The exploration opportunities are endless. Visitors can day-hike to the Kesugi Ridge through trailheads at the Lower and Upper Troublesome creeks. These are gateways to lush woodlands that are home to secluded waterfalls, a mosaic of plant life, diverse wildlife and a native spirit. Large black spruce cottonwoods tower over land that is populated with moose, grizzly bears, wolves, caribou, lynx, flying squirrels, weasels, minks, porcupines and on and on.

Backpack in the Peters Hills, fish, camp and hike along Buyers Lake, and fish the Tokositna River. This is the definition of adventure.

Because of the diverse terrain and changing climates, safety is of the utmost importance when navigating the backcountry. The Alaska Division of Parks and Outdoor Recreation requires visitors to have proper equipment, appropriate knowledge, emergency gear and acute awareness of location.

Do not miss: Mile 135.2 on the George Parks Highway offers the best vantage point for stunning views of the Alaskan mountains and is a good stopping point, complete with picnic tables and restrooms.

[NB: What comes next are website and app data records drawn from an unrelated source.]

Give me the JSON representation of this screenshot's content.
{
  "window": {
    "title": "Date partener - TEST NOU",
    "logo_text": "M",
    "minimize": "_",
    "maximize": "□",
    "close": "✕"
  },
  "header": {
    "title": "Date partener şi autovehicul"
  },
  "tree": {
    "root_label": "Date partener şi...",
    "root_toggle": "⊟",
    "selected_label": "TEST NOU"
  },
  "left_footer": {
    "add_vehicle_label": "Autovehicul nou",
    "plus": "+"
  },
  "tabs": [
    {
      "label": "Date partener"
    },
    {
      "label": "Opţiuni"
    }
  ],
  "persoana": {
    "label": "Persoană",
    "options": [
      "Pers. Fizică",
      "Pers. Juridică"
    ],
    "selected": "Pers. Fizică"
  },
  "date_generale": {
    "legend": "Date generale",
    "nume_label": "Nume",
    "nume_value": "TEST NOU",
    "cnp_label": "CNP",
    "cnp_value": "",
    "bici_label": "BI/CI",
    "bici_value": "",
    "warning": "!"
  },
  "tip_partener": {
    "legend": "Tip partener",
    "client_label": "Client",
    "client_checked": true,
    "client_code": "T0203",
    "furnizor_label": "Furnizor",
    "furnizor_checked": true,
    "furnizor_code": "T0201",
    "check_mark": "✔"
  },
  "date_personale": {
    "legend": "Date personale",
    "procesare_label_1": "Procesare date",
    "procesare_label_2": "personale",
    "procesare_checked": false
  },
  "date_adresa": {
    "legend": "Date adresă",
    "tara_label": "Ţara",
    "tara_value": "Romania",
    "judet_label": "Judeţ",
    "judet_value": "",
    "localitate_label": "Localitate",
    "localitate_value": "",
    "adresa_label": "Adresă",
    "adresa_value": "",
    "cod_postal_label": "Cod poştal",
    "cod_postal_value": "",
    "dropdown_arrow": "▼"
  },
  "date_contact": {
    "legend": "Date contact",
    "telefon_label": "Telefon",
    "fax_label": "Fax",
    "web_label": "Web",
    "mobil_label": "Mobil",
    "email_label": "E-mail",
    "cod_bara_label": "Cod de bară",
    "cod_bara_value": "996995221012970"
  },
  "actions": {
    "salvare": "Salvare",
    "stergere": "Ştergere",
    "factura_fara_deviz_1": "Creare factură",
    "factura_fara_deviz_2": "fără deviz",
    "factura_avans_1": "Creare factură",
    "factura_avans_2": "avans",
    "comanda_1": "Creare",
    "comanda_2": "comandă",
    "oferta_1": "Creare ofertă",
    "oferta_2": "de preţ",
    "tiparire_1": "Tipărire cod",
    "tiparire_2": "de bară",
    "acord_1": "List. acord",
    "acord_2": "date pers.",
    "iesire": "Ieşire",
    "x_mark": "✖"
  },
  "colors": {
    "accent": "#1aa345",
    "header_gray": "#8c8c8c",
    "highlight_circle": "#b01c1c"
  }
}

Humbolt Redwoods State Park, California
With 17,000 acres of colossal redwood groves and The Avenue of Giants winding through, Humbolt Redwoods State Park is home to Rockefeller Forest, the largest remaining old-growth forest in the world. This year-round recreation area is the ultimate playground for those who love the outdoors, from casual campers and families to novice and extreme outdoorsmen. There is something for everyone.

In 1921, the Save the Redwoods League dedicated the Colonel Raynal C. Bolling Memorial Grove in the Humbolt Redwoods State Park that is located along the Eel River in Northern California. Absorb the majesty of the towering redwoods set among colorful wildflowers, cascading waterfalls and flowing streams and blanketed by ferns and mosses.

Set up camp at Albee Creek, Burlington or Hidden Springs and take part in any of the activities available during the day, including 100 miles of hiking and horseback-riding trails, biking, swimming, boating, fishing and geocaching. Camping permits are required for overnight stays.

Do not miss: The 950-year-old, 250-foot Immortal Tree that has survived natural disasters and logging attempts.

Ludington State Park, Michigan
Nestled between Hamlin Lake and Lake Michigan lies the 5,300-acre Ludington State Park. Beaches, sand dunes and marshlands offer a unique playing field for the entire family. The 21.5 miles of hiking trails include a shore hike to Big Sable Point Lighthouse.

Visitors can enjoy canoeing, kayaking, fishing and tubing along the Sable River. Equipment can be rented or personal watercraft can be launched from the boat ramp. There are abundant nature walks, bike trails, canoe trails and inlets as well as soft sand beaches. The three modern campgrounds are home to 355 campsites with electricity, bathrooms and showers. For the more experienced campers, there are 10 rustic tent sites available at the Jack Pine Hike-In only campground.

Visitor favorite: A kayak trip to Lost Lake to see water lilies, swans, eagles and other wildlife.


Tallulah Gorge State Park, Georgia
Visitors describe Tallulah Gorge State Park in Georgia as one of their favorite wonders of nature. Here you can climb to the breathtaking views of Hurricane Falls, hike to the bottom of the 2-mile-long, 1,000-feet-deep Tallulah Gorge and go fishing in Tallulah Lake.

With adventure options that range from beginner hiker to hard-core rock climber, this is a great place for a family adventure, a parent/child trek or a wild-country climbing expedition with buddies.

The 2,739 acre park has 50 tent and RV campsites and a pioneer campground. There are just 100 permits issued a day to visitors interested in hiking to the bottom of the Gorge.

Keep your eye out for protected species such as the monkey-faced orchids and green salamanders that live in the park.

Do not miss: A walk along a suspension bridge that sways 80 feet above the bottom of the gorge.

The geological diversity across the country offers valuable natural resources to replenish the spirit and allows for incredible outdoor recreation opportunities.